(YOUR INSTRUCTIONS)
Output the full listing verbatim.

(MATERIAL FOR THIS EXERCISE)
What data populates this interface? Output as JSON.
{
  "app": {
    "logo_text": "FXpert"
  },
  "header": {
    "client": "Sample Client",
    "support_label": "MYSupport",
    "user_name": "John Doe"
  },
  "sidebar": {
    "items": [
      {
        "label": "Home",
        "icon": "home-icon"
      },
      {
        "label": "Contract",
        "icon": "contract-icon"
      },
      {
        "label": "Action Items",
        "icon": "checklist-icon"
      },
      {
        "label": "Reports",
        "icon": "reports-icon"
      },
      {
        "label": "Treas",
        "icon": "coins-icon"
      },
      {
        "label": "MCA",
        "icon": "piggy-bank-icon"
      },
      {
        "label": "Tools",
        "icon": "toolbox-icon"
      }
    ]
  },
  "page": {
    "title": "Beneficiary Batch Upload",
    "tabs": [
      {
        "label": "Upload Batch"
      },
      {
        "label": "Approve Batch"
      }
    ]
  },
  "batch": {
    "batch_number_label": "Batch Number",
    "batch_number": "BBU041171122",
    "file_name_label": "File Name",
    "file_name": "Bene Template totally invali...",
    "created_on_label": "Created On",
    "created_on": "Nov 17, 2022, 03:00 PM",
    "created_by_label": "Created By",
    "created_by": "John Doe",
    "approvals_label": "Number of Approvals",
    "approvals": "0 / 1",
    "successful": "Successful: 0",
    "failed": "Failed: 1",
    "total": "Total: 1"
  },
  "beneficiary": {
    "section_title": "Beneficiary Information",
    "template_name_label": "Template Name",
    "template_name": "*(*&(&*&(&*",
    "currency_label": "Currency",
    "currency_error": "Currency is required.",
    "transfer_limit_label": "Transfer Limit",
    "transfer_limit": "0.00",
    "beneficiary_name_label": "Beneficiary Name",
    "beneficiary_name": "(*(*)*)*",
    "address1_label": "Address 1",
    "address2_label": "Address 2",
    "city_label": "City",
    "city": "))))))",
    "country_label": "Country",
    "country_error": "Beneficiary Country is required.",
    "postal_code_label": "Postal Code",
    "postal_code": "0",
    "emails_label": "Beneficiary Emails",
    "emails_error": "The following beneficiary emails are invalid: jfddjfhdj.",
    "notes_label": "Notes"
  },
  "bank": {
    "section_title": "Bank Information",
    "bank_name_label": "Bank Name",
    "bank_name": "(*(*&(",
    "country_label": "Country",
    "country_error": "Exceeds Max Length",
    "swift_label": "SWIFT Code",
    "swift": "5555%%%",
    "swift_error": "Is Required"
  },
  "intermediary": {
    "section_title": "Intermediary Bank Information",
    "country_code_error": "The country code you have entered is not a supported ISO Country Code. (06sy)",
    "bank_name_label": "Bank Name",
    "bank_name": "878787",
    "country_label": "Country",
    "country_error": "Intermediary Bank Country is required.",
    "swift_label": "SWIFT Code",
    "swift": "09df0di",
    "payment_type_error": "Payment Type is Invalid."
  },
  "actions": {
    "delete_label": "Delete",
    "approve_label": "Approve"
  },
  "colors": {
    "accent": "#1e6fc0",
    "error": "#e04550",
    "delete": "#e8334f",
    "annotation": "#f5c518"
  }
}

(SOLUTION TO THIS PROBLEM)
What data populates this interface? Output as JSON.
{
  "app": {
    "logo_text": "FXpert"
  },
  "header": {
    "client": "Sample Client",
    "support_label": "MYSupport",
    "user_name": "John Doe"
  },
  "sidebar": {
    "items": [
      {
        "label": "Home",
        "icon": "home-icon"
      },
      {
        "label": "Contract",
        "icon": "contract-icon"
      },
      {
        "label": "Action Items",
        "icon": "checklist-icon"
      },
      {
        "label": "Reports",
        "icon": "reports-icon"
      },
      {
        "label": "Treas",
        "icon": "coins-icon"
      },
      {
        "label": "MCA",
        "icon": "piggy-bank-icon"
      },
      {
        "label": "Tools",
        "icon": "toolbox-icon"
      }
    ]
  },
  "page": {
    "title": "Beneficiary Batch Upload",
    "tabs": [
      {
        "label": "Upload Batch"
      },
      {
        "label": "Approve Batch"
      }
    ]
  },
  "batch": {
    "batch_number_label": "Batch Number",
    "batch_number": "BBU041171122",
    "file_name_label": "File Name",
    "file_name": "Bene Template totally invali...",
    "created_on_label": "Created On",
    "created_on": "Nov 17, 2022, 03:00 PM",
    "created_by_label": "Created By",
    "created_by": "John Doe",
    "approvals_label": "Number of Approvals",
    "approvals": "0 / 1",
    "successful": "Successful: 0",
    "failed": "Failed: 1",
    "total": "Total: 1"
  },
  "beneficiary": {
    "section_title": "Beneficiary Information",
    "template_name_label": "Template Name",
    "template_name": "*(*&(&*&(&*",
    "currency_label": "Currency",
    "currency_error": "Currency is required.",
    "transfer_limit_label": "Transfer Limit",
    "transfer_limit": "0.00",
    "beneficiary_name_label": "Beneficiary Name",
    "beneficiary_name": "(*(*)*)*",
    "address1_label": "Address 1",
    "address2_label": "Address 2",
    "city_label": "City",
    "city": "))))))",
    "country_label": "Country",
    "country_error": "Beneficiary Country is required.",
    "postal_code_label": "Postal Code",
    "postal_code": "0",
    "emails_label": "Beneficiary Emails",
    "emails_error": "The following beneficiary emails are invalid: jfddjfhdj.",
    "notes_label": "Notes"
  },
  "bank": {
    "section_title": "Bank Information",
    "bank_name_label": "Bank Name",
    "bank_name": "(*(*&(",
    "country_label": "Country",
    "country_error": "Exceeds Max Length",
    "swift_label": "SWIFT Code",
    "swift": "5555%%%",
    "swift_error": "Is Required"
  },
  "intermediary": {
    "section_title": "Intermediary Bank Information",
    "country_code_error": "The country code you have entered is not a supported ISO Country Code. (06sy)",
    "bank_name_label": "Bank Name",
    "bank_name": "878787",
    "country_label": "Country",
    "country_error": "Intermediary Bank Country is required.",
    "swift_label": "SWIFT Code",
    "swift": "09df0di",
    "payment_type_error": "Payment Type is Invalid."
  },
  "actions": {
    "delete_label": "Delete",
    "approve_label": "Approve"
  },
  "colors": {
    "accent": "#1e6fc0",
    "error": "#e04550",
    "delete": "#e8334f",
    "annotation": "#f5c518"
  }
}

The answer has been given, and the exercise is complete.